“One of the challenges is to know whether a blood protein actually reflects the situation in the lung,” notes Thomas J. Richards, Ph.D., study co-first author and research assistant professor in the Division of Pulmonary, Allergy and Critical Care Medicine, University of Pittsburgh School of Medicine. The team evaluated all the genes expressed in IPF-affected lung tissue to determine the proteins in the peripheral blood on which they should focus. Based on their detailed analysis, the team believes that increased levels of these five proteins probably are reflective of the disease.
“IPF can have a slow progression, so drug companies may wait a long time to see whether a particular drug is having any effect,” says Dr. Kaminski. “But a blood biomarker could indicate whether a drug is working earlier. The biomarkers also might be used for risk assessment and for evaluation of disease progression.”
Some known causes of pulmonary fibrosis include occupational and environmental exposure to asbestos, metal dust, farming chemicals and mold, an inflammatory disease called sarcoidosis, radiation, drug reactions, autoimmune disorders and possibly a genetic predisposition, according to the American Lung Association.
Most cases are considered to be idiopathic, or of unknown origin. There is no proven effective therapy for IPF, and most drug interventions are considered experimental. Long-term benefit may be possible with lung transplantation, a radical approach dependent upon a limited number of donated organs.
Michele Baum | EurekAlert!
Antimicrobial substances identified in Komodo dragon blood
23.02.2017 | American Chemical Society
New Mechanisms of Gene Inactivation may prevent Aging and Cancer
23.02.2017 | Leibniz-Institut für Alternsforschung - Fritz-Lipmann-Institut e.V. (FLI)
Cells need to repair damaged DNA in our genes to prevent the development of cancer and other diseases. Our cells therefore activate and send “repair-proteins”...
The Fraunhofer IWS Dresden and Technische Universität Dresden inaugurated their jointly operated Center for Additive Manufacturing Dresden (AMCD) with a festive ceremony on February 7, 2017. Scientists from various disciplines perform research on materials, additive manufacturing processes and innovative technologies, which build up components in a layer by layer process. This technology opens up new horizons for component design and combinations of functions. For example during fabrication, electrical conductors and sensors are already able to be additively manufactured into components. They provide information about stress conditions of a product during operation.
The 3D-printing technology, or additive manufacturing as it is often called, has long made the step out of scientific research laboratories into industrial...
Nature does amazing things with limited design materials. Grass, for example, can support its own weight, resist strong wind loads, and recover after being...
Nanometer-scale magnetic perforated grids could create new possibilities for computing.
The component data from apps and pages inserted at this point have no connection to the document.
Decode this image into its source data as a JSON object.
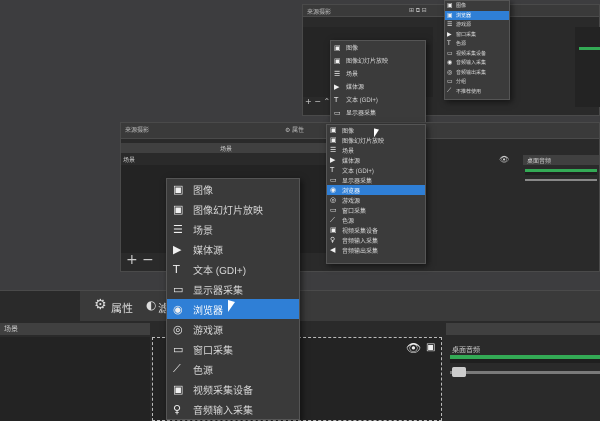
{
  "small_window": {
    "scenes_title": "来源摄影",
    "icon_row": "⊞ ⧉ ⊟",
    "menu_items": [
      "图像",
      "图像幻灯片放映",
      "场景",
      "媒体源",
      "文本 (GDI+)",
      "显示器采集",
      "浏览器",
      "游戏源",
      "窗口采集",
      "色源",
      "视频采集设备",
      "音频输入采集",
      "音频输出采集"
    ],
    "menu_group": "分组",
    "menu_deprecated": "不推荐使用",
    "right_menu_items": [
      "图像",
      "浏览器",
      "游戏源",
      "窗口采集",
      "色源",
      "视频采集设备",
      "音频输入采集",
      "音频输出采集",
      "分组",
      "不推荐使用"
    ]
  },
  "medium_window": {
    "title": "来源摄影",
    "props_label": "⚙ 属性",
    "scenes_header": "场景",
    "scene_item": "场景",
    "mixer_header": "桌面音频",
    "menu_items": [
      "图像",
      "图像幻灯片放映",
      "场景",
      "媒体源",
      "文本 (GDI+)",
      "显示器采集",
      "浏览器",
      "游戏源",
      "窗口采集",
      "色源",
      "视频采集设备",
      "音频输入采集",
      "音频输出采集"
    ],
    "menu_group": "分组",
    "menu_deprecated": "不推荐使用"
  },
  "large_window": {
    "props_label": "属性",
    "filters_label": "滤",
    "scenes_header_label": "场景",
    "mixer_header": "桌面音频",
    "toolbar_plus": "+",
    "toolbar_minus": "−",
    "menu_items": [
      "图像",
      "图像幻灯片放映",
      "场景",
      "媒体源",
      "文本 (GDI+)",
      "显示器采集",
      "浏览器",
      "游戏源",
      "窗口采集",
      "色源",
      "视频采集设备",
      "音频输入采集"
    ],
    "highlighted_index": 6
  },
  "colors": {
    "highlight": "#2f7fd6",
    "meter_green": "#33aa55"
  }
}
Together with international colleagues, scientists from the Helmholtz Zentrum Dresden-Rossendorf (HZDR) have shown how a cobalt grid can be reliably programmed at room temperature. In addition they discovered that for every hole ("antidot") three magnetic states can be configured. The results have been published in the journal "Scientific Reports".
Physicist Dr. Rantej Bali from the HZDR, together with scientists from Singapore and Australia, designed a special grid structure in a thin layer of cobalt in...
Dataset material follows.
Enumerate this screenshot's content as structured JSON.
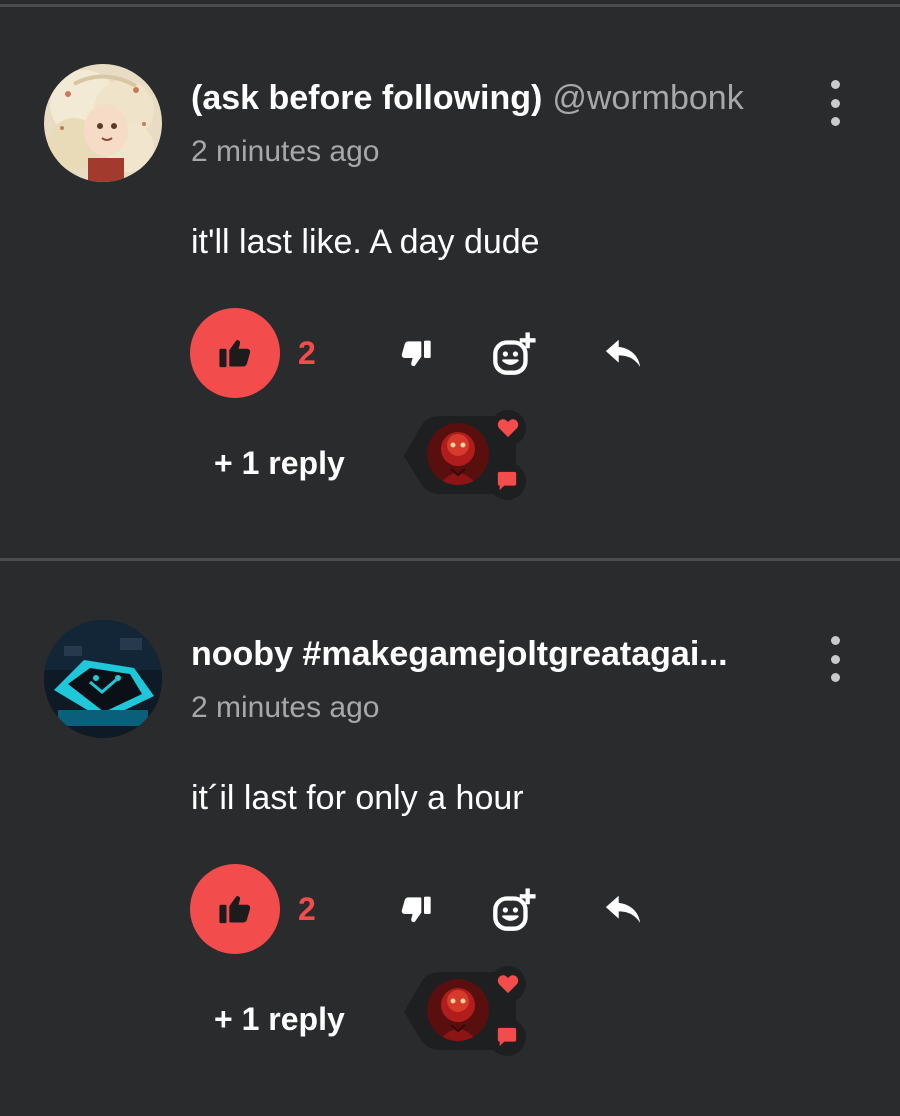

13.02.2017 | Event News
10.02.2017 | Event News
09.02.2017 | Event News
23.02.2017 | Physics and Astronomy
23.02.2017 | Earth Sciences
23.02.2017 | Life Sciences